A new project hopes to reduce pollution along Duck Creek by trying a rural technique in an urban area for the first time.
Duck Creek, which seems like a Davenport oasis, also contains pollutants that threaten its watershed.
Along 32nd Street, just east of Harrison Street, it looks like a construction site. Turns out, it's also a conservation site.
"It's a large manhole that separates the water," gestured Amy Kay, Davenport's clean water manager, on Wednesday, August 2.
Davenport and the State of Iowa are teaming up to build a saturated buffer and a bioreactor. It looks like a big trench, filled with wood mulch, that will act like a giant filter.
"Pop bottles, cigarette butts, other trash that gets washed off will get trapped in this structure," she continued. Things like phosphorous, nitrate and nitrite will naturally break down before water enters the creek.
Storm runoff from some 11 acres nearby contribute to the pollution. Scientists are using strategy from the farm and trying it in the city.
"We're intercepting drainage water, storm water, from an urban runoff," said Will Myers, water quality projects coordinator for the State of Iowa.

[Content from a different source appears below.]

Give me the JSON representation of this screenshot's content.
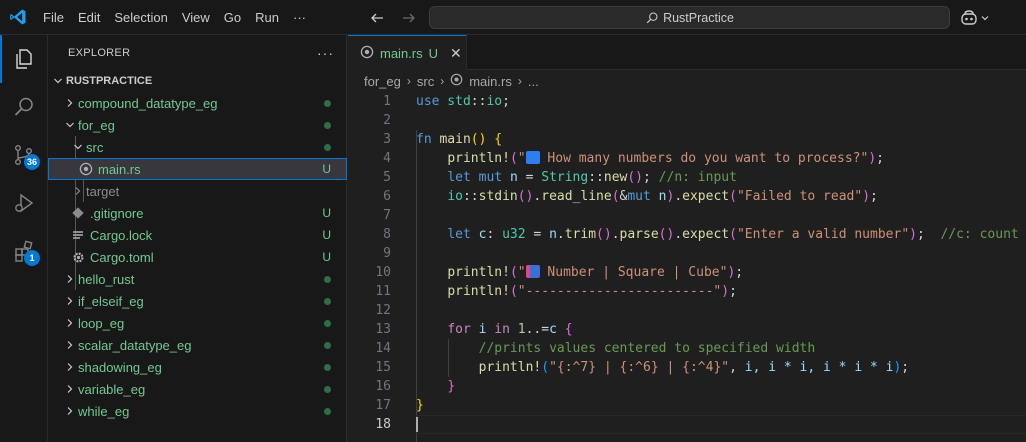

In past years, water samples detected pollution in Duck Creek. This project could help to reverse the trend.
"It's water quality testing, really, to try to improve the quality of our waters," said Kay. "Make them healthier and safer for humans and our aquatic ecosystem."

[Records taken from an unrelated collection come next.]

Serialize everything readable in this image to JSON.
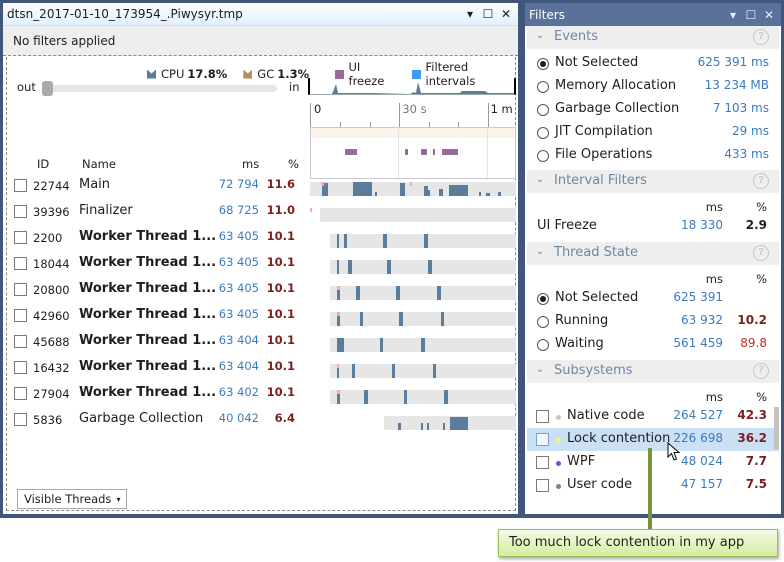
{
  "left_window": {
    "title": "dtsn_2017-01-10_173954_.Piwysyr.tmp",
    "title_buttons": {
      "dropdown": "▾",
      "maximize": "☐",
      "close": "✕"
    },
    "filter_status": "No filters applied",
    "legend": [
      {
        "label": "CPU",
        "value": "17.8%",
        "color": "#5b7d9b",
        "icon": "cpu-area-icon"
      },
      {
        "label": "GC",
        "value": "1.3%",
        "color": "#b98d5b",
        "icon": "gc-area-icon"
      },
      {
        "label": "UI freeze",
        "value": "",
        "color": "#9a6b9a",
        "icon": "ui-freeze-swatch"
      },
      {
        "label": "Filtered intervals",
        "value": "",
        "color": "#3d9af1",
        "icon": "filtered-intervals-swatch"
      }
    ],
    "zoom": {
      "out_label": "out",
      "in_label": "in",
      "level": 0.0
    },
    "timeline": {
      "ticks": [
        {
          "label": "0",
          "t": 0,
          "muted": false
        },
        {
          "label": "30 s",
          "t": 30,
          "muted": true
        },
        {
          "label": "1 m",
          "t": 60,
          "muted": false
        }
      ],
      "range_seconds": 70,
      "ui_freezes_s": [
        [
          11.5,
          15.8
        ],
        [
          31.8,
          32.8
        ],
        [
          37.5,
          39.3
        ],
        [
          41.5,
          42.3
        ],
        [
          44.5,
          49.8
        ]
      ]
    },
    "table": {
      "headers": {
        "id": "ID",
        "name": "Name",
        "ms": "ms",
        "pct": "%"
      },
      "rows": [
        {
          "id": "22744",
          "name": "Main",
          "bold": false,
          "ms": "72 794",
          "pct": "11.6",
          "start": 0.0,
          "segs": [
            [
              3.0,
              1.5,
              0.9
            ],
            [
              11.0,
              4.8,
              1.0
            ],
            [
              16.5,
              0.5,
              0.3
            ],
            [
              23.0,
              1.3,
              0.9
            ],
            [
              29.0,
              1.0,
              0.7
            ],
            [
              30.0,
              0.6,
              0.4
            ],
            [
              33.0,
              1.0,
              0.5
            ],
            [
              35.5,
              4.8,
              0.8
            ],
            [
              43.0,
              0.5,
              0.3
            ],
            [
              45.0,
              1.0,
              0.2
            ],
            [
              48.0,
              0.6,
              0.3
            ]
          ],
          "pinks": [
            [
              2.8,
              0.8
            ],
            [
              25.5,
              0.6
            ]
          ]
        },
        {
          "id": "39396",
          "name": "Finalizer",
          "bold": false,
          "ms": "68 725",
          "pct": "11.0",
          "start": 0.05,
          "segs": [],
          "pinks": [
            [
              0.05,
              0.2
            ]
          ]
        },
        {
          "id": "2200",
          "name": "Worker Thread 1...",
          "bold": true,
          "ms": "63 405",
          "pct": "10.1",
          "start": 0.1,
          "segs": [
            [
              7.0,
              0.5,
              1
            ],
            [
              8.6,
              0.9,
              1
            ],
            [
              18.6,
              1.1,
              1
            ],
            [
              29.0,
              1.1,
              1
            ]
          ],
          "pinks": []
        },
        {
          "id": "18044",
          "name": "Worker Thread 1...",
          "bold": true,
          "ms": "63 405",
          "pct": "10.1",
          "start": 0.1,
          "segs": [
            [
              7.0,
              0.5,
              1
            ],
            [
              9.6,
              1.1,
              1
            ],
            [
              19.7,
              0.9,
              1
            ],
            [
              30.1,
              0.9,
              1
            ]
          ],
          "pinks": []
        },
        {
          "id": "20800",
          "name": "Worker Thread 1...",
          "bold": true,
          "ms": "63 405",
          "pct": "10.1",
          "start": 0.1,
          "segs": [
            [
              7.0,
              0.6,
              0.9
            ],
            [
              11.7,
              1.1,
              1
            ],
            [
              21.9,
              1.1,
              1
            ],
            [
              32.3,
              1.1,
              1
            ]
          ],
          "pinks": [
            [
              7.0,
              0.6
            ]
          ]
        },
        {
          "id": "42960",
          "name": "Worker Thread 1...",
          "bold": true,
          "ms": "63 405",
          "pct": "10.1",
          "start": 0.1,
          "segs": [
            [
              7.0,
              0.6,
              0.9
            ],
            [
              12.8,
              0.8,
              1
            ],
            [
              22.7,
              1.1,
              1
            ],
            [
              33.3,
              0.8,
              1
            ]
          ],
          "pinks": [
            [
              7.0,
              0.6
            ]
          ]
        },
        {
          "id": "45688",
          "name": "Worker Thread 1...",
          "bold": true,
          "ms": "63 404",
          "pct": "10.1",
          "start": 0.1,
          "segs": [
            [
              7.0,
              1.6,
              1
            ],
            [
              17.8,
              0.9,
              1
            ],
            [
              28.2,
              1.1,
              1
            ]
          ],
          "pinks": []
        },
        {
          "id": "16432",
          "name": "Worker Thread 1...",
          "bold": true,
          "ms": "63 404",
          "pct": "10.1",
          "start": 0.1,
          "segs": [
            [
              7.0,
              0.4,
              0.8
            ],
            [
              10.8,
              0.8,
              1
            ],
            [
              20.9,
              0.9,
              1
            ],
            [
              31.3,
              0.9,
              1
            ]
          ],
          "pinks": [
            [
              7.0,
              0.3
            ]
          ]
        },
        {
          "id": "27904",
          "name": "Worker Thread 1...",
          "bold": true,
          "ms": "63 402",
          "pct": "10.1",
          "start": 0.1,
          "segs": [
            [
              7.0,
              0.7,
              0.8
            ],
            [
              13.8,
              1.1,
              1
            ],
            [
              23.9,
              0.9,
              1
            ],
            [
              34.2,
              1.1,
              1
            ]
          ],
          "pinks": [
            [
              7.0,
              0.7
            ]
          ]
        },
        {
          "id": "5836",
          "name": "Garbage Collection",
          "bold": false,
          "ms": "40 042",
          "pct": "6.4",
          "start": 0.38,
          "segs": [
            [
              22.5,
              0.8,
              0.5
            ],
            [
              28.3,
              0.6,
              0.5
            ],
            [
              29.9,
              0.2,
              0.5
            ],
            [
              34.0,
              0.2,
              0.5
            ],
            [
              35.8,
              4.6,
              0.9
            ]
          ],
          "pinks": []
        }
      ]
    },
    "visible_threads_button": "Visible Threads",
    "visible_threads_caret": "▾"
  },
  "filters_window": {
    "title": "Filters",
    "title_buttons": {
      "dropdown": "▾",
      "maximize": "☐",
      "close": "✕"
    },
    "help_glyph": "?",
    "chevron": "⌄",
    "events": {
      "label": "Events",
      "items": [
        {
          "label": "Not Selected",
          "value": "625 391 ms",
          "selected": true
        },
        {
          "label": "Memory Allocation",
          "value": "13 234 MB",
          "selected": false
        },
        {
          "label": "Garbage Collection",
          "value": "7 103 ms",
          "selected": false
        },
        {
          "label": "JIT Compilation",
          "value": "29 ms",
          "selected": false
        },
        {
          "label": "File Operations",
          "value": "433 ms",
          "selected": false
        }
      ]
    },
    "interval_filters": {
      "label": "Interval Filters",
      "col_ms": "ms",
      "col_pct": "%",
      "items": [
        {
          "label": "UI Freeze",
          "ms": "18 330",
          "pct": "2.9"
        }
      ]
    },
    "thread_state": {
      "label": "Thread State",
      "col_ms": "ms",
      "col_pct": "%",
      "items": [
        {
          "label": "Not Selected",
          "ms": "625 391",
          "pct": "",
          "selected": true
        },
        {
          "label": "Running",
          "ms": "63 932",
          "pct": "10.2",
          "selected": false
        },
        {
          "label": "Waiting",
          "ms": "561 459",
          "pct": "89.8",
          "selected": false
        }
      ]
    },
    "subsystems": {
      "label": "Subsystems",
      "col_ms": "ms",
      "col_pct": "%",
      "items": [
        {
          "label": "Native code",
          "ms": "264 527",
          "pct": "42.3",
          "dot": "#c8c8c8",
          "checked": false,
          "hover": false
        },
        {
          "label": "Lock contention",
          "ms": "226 698",
          "pct": "36.2",
          "dot": "#f5f571",
          "checked": false,
          "hover": true
        },
        {
          "label": "WPF",
          "ms": "48 024",
          "pct": "7.7",
          "dot": "#8a3cf0",
          "checked": false,
          "hover": false
        },
        {
          "label": "User code",
          "ms": "47 157",
          "pct": "7.5",
          "dot": "#808080",
          "checked": false,
          "hover": false
        }
      ]
    }
  },
  "callout": {
    "text": "Too much lock contention in my app"
  }
}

One goal is to help the city co-exist with the creek in a cleaner way. The pilot could be a prototype for other urban areas in Iowa.

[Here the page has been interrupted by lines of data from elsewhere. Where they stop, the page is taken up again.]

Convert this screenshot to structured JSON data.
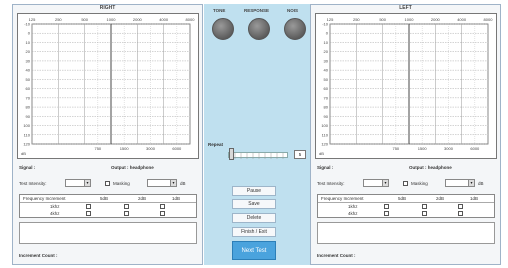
{
  "right_panel": {
    "title": "RIGHT",
    "freq_ticks_top": [
      "125",
      "250",
      "500",
      "1000",
      "2000",
      "4000",
      "8000"
    ],
    "freq_ticks_bottom": [
      "750",
      "1500",
      "3000",
      "6000"
    ],
    "db_ticks": [
      "-10",
      "0",
      "10",
      "20",
      "30",
      "40",
      "50",
      "60",
      "70",
      "80",
      "90",
      "100",
      "110",
      "120"
    ],
    "axis_label": "dB",
    "signal_label": "Signal :",
    "output_label": "Output : headphone",
    "test_intensity_label": "Test Intensity:",
    "masking_label": "Masking",
    "db_unit": "dB",
    "freq_increment_label": "Frequency Increment",
    "col_5db": "5dB",
    "col_2db": "2dB",
    "col_1db": "1dB",
    "row_1khz": "1khz",
    "row_4khz": "4khz",
    "increment_count_label": "Increment Count :"
  },
  "left_panel": {
    "title": "LEFT",
    "freq_ticks_top": [
      "125",
      "250",
      "500",
      "1000",
      "2000",
      "4000",
      "8000"
    ],
    "freq_ticks_bottom": [
      "750",
      "1500",
      "3000",
      "6000"
    ],
    "db_ticks": [
      "-10",
      "0",
      "10",
      "20",
      "30",
      "40",
      "50",
      "60",
      "70",
      "80",
      "90",
      "100",
      "110",
      "120"
    ],
    "axis_label": "dB",
    "signal_label": "Signal :",
    "output_label": "Output : headphone",
    "test_intensity_label": "Test Intensity:",
    "masking_label": "Masking",
    "db_unit": "dB",
    "freq_increment_label": "Frequency Increment",
    "col_5db": "5dB",
    "col_2db": "2dB",
    "col_1db": "1dB",
    "row_1khz": "1khz",
    "row_4khz": "4khz",
    "increment_count_label": "Increment Count :"
  },
  "center": {
    "tone_label": "TONE",
    "response_label": "RESPONSE",
    "noise_label": "NOIS",
    "repeat_label": "Repeat",
    "repeat_value": "5",
    "pause_label": "Pause",
    "save_label": "Save",
    "delete_label": "Delete",
    "finish_exit_label": "Finish / Exit",
    "next_test_label": "Next Test"
  },
  "colors": {
    "center_bg": "#bfe0ef",
    "accent_button": "#4aa3dd",
    "indicator_lamp": "#5e5e5e"
  }
}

"We have a lot of other communities that are watching what Davenport's doing as a leader in this effort," Myers said.
When testing begins this Fall, it just could make Duck Creek a healthier watershed for years to come.